To make the plan even more effective, the strategy for food waste had four main components known as mobilizing the community by preventing and reducing food waste at source before food become waste and to donate surplus food to people. To promote food waste separation by incentivizing separation, by recycling and treating separated food waste by turning food waste into renewable energy and converting food waste residue to compost to create a soil supplement and finally by treating non-separated food waste and final disposal by providing waste-to-energy treatment that includes non-separated food waste for recovery of energy and disposal as last resort at landﬁlls.

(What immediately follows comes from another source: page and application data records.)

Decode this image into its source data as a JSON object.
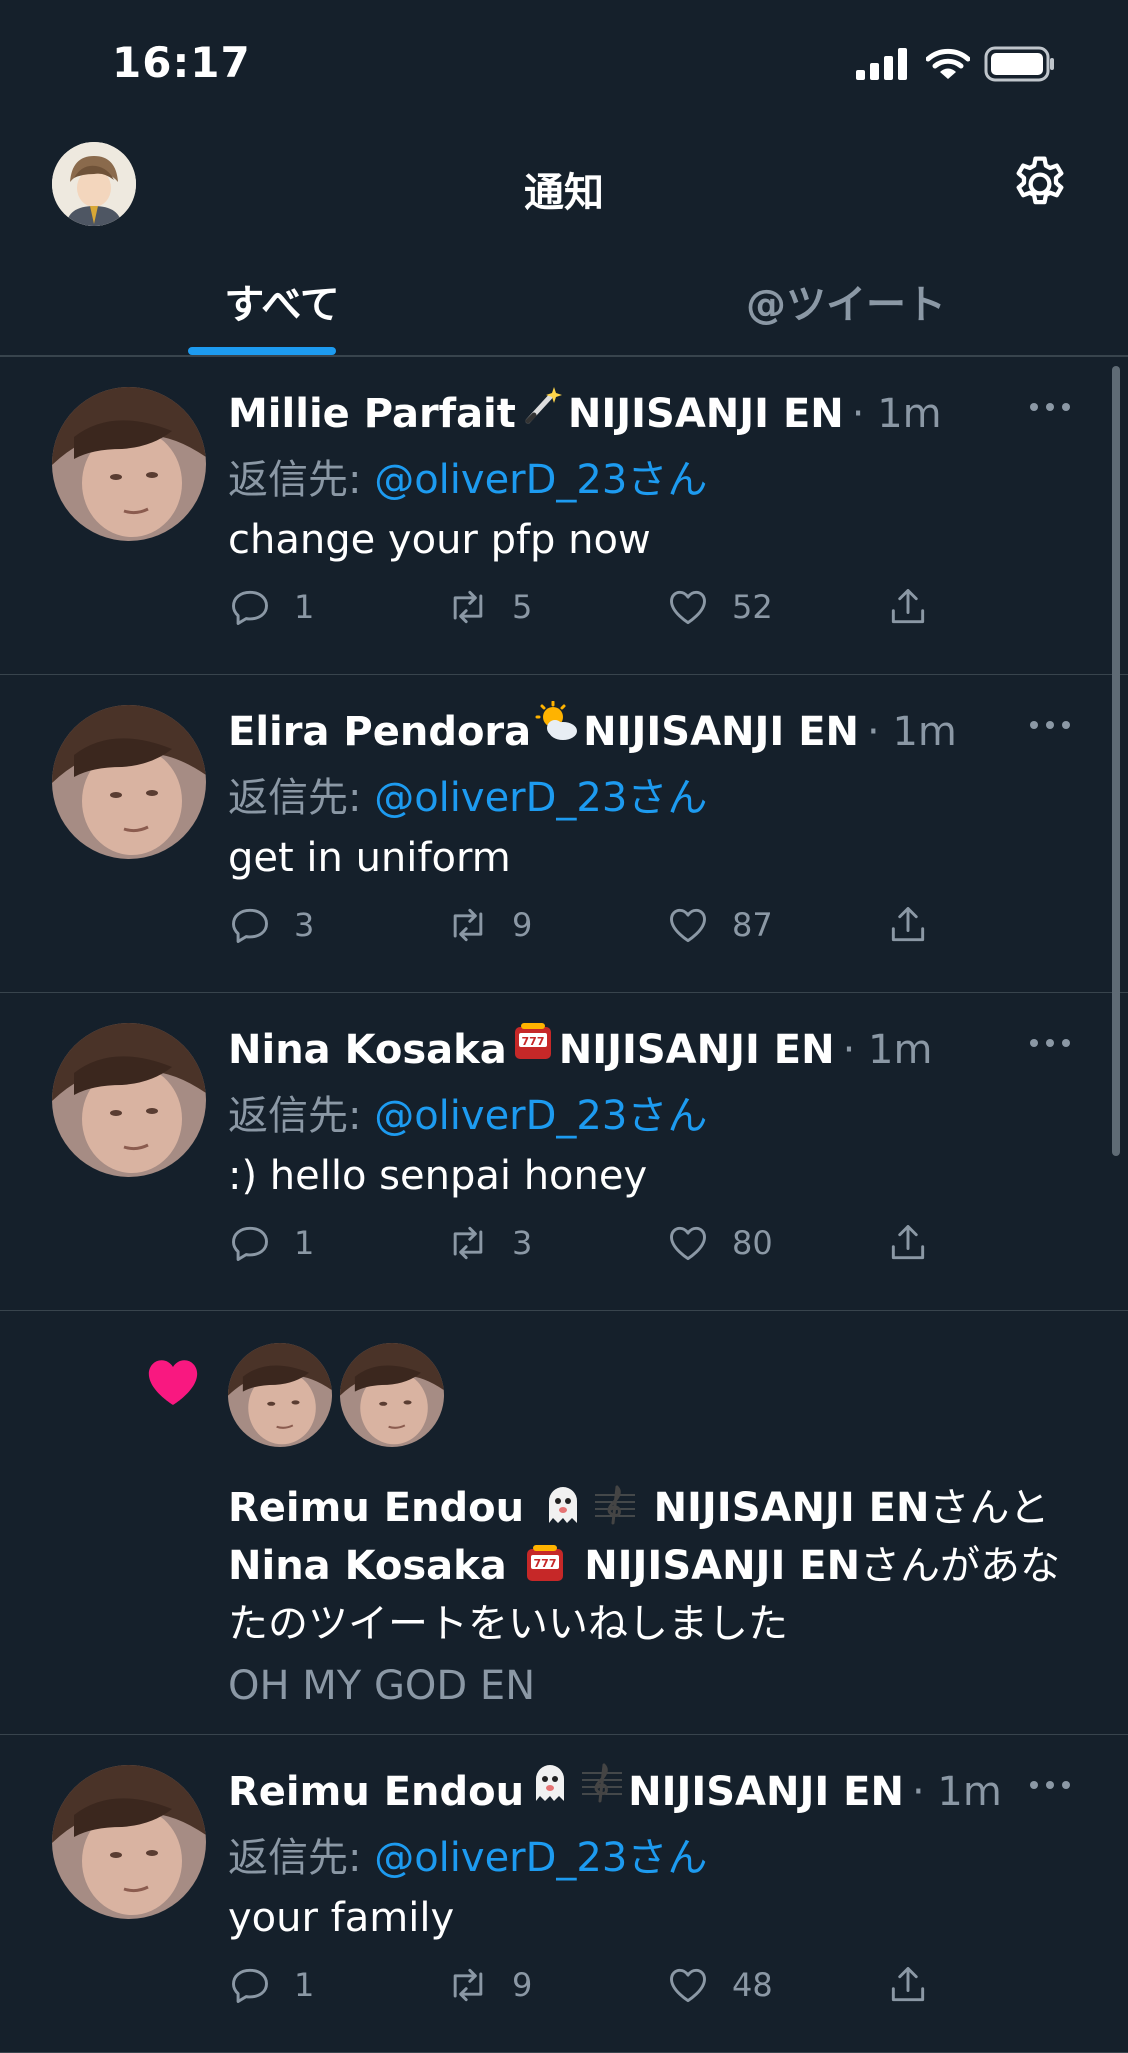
{
  "status_bar": {
    "time": "16:17"
  },
  "header": {
    "title": "通知",
    "settings_icon": "gear-icon"
  },
  "tabs": [
    {
      "label": "すべて",
      "active": true
    },
    {
      "label": "@ツイート",
      "active": false
    }
  ],
  "notifications": [
    {
      "type": "reply",
      "author": "Millie Parfait",
      "emoji": "magic-wand",
      "org": "NIJISANJI EN",
      "time": "1m",
      "reply_prefix": "返信先: ",
      "reply_handle": "@oliverD_23さん",
      "text": "change your pfp now",
      "stats": {
        "replies": "1",
        "retweets": "5",
        "likes": "52"
      }
    },
    {
      "type": "reply",
      "author": "Elira Pendora",
      "emoji": "sun-behind-cloud",
      "org": "NIJISANJI EN",
      "time": "1m",
      "reply_prefix": "返信先: ",
      "reply_handle": "@oliverD_23さん",
      "text": "get in uniform",
      "stats": {
        "replies": "3",
        "retweets": "9",
        "likes": "87"
      }
    },
    {
      "type": "reply",
      "author": "Nina Kosaka",
      "emoji": "slot-machine",
      "org": "NIJISANJI EN",
      "time": "1m",
      "reply_prefix": "返信先: ",
      "reply_handle": "@oliverD_23さん",
      "text": ":) hello senpai honey",
      "stats": {
        "replies": "1",
        "retweets": "3",
        "likes": "80"
      }
    },
    {
      "type": "like",
      "user1": "Reimu Endou",
      "user1_org": "NIJISANJI EN",
      "user1_suffix": "さんと",
      "user2": "Nina Kosaka",
      "user2_org": "NIJISANJI EN",
      "user2_suffix": "さんがあなたのツイートをいいねしました",
      "snippet": "OH MY GOD EN"
    },
    {
      "type": "reply",
      "author": "Reimu Endou",
      "emoji": "ghost-and-clef",
      "org": "NIJISANJI EN",
      "time": "1m",
      "reply_prefix": "返信先: ",
      "reply_handle": "@oliverD_23さん",
      "text": "your family",
      "stats": {
        "replies": "1",
        "retweets": "9",
        "likes": "48"
      }
    }
  ],
  "colors": {
    "background": "#15202b",
    "accent": "#1d9bf0",
    "like": "#f91880",
    "muted": "#8b98a5"
  }
}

Education is a very important key step to promote knowledge and teach others about the problems around us, just like food wastage. The main target audience for education should be children and teenagers since adults and the elderly do not go to schools nor have a lot of time to pay attention to these problems.
Because of the young generation, they can learn, work together, share with their friends and family members at home who will also learn from them since learning has no age. By this, the awareness of food wastage can be spread and everyone can work together by taking a small step and making it into a big one.
Also, advertisements, leaflets and banners can be hung around in the public, streets and parks to grab the public’s attention. They can be hung and promotes under residential buildings. By this, more and more people can learn and work together.
Food waste is an urgent matter that requires everyone’s attention. The Hong Kong government has realized the seriousness of food waste and has taken actions to fix the problem. How schools are assisted and some programs for reducing food waste in Hong Kong were discussed in this entry. The government, schools, and other institutions and individuals can do much more to address this issue.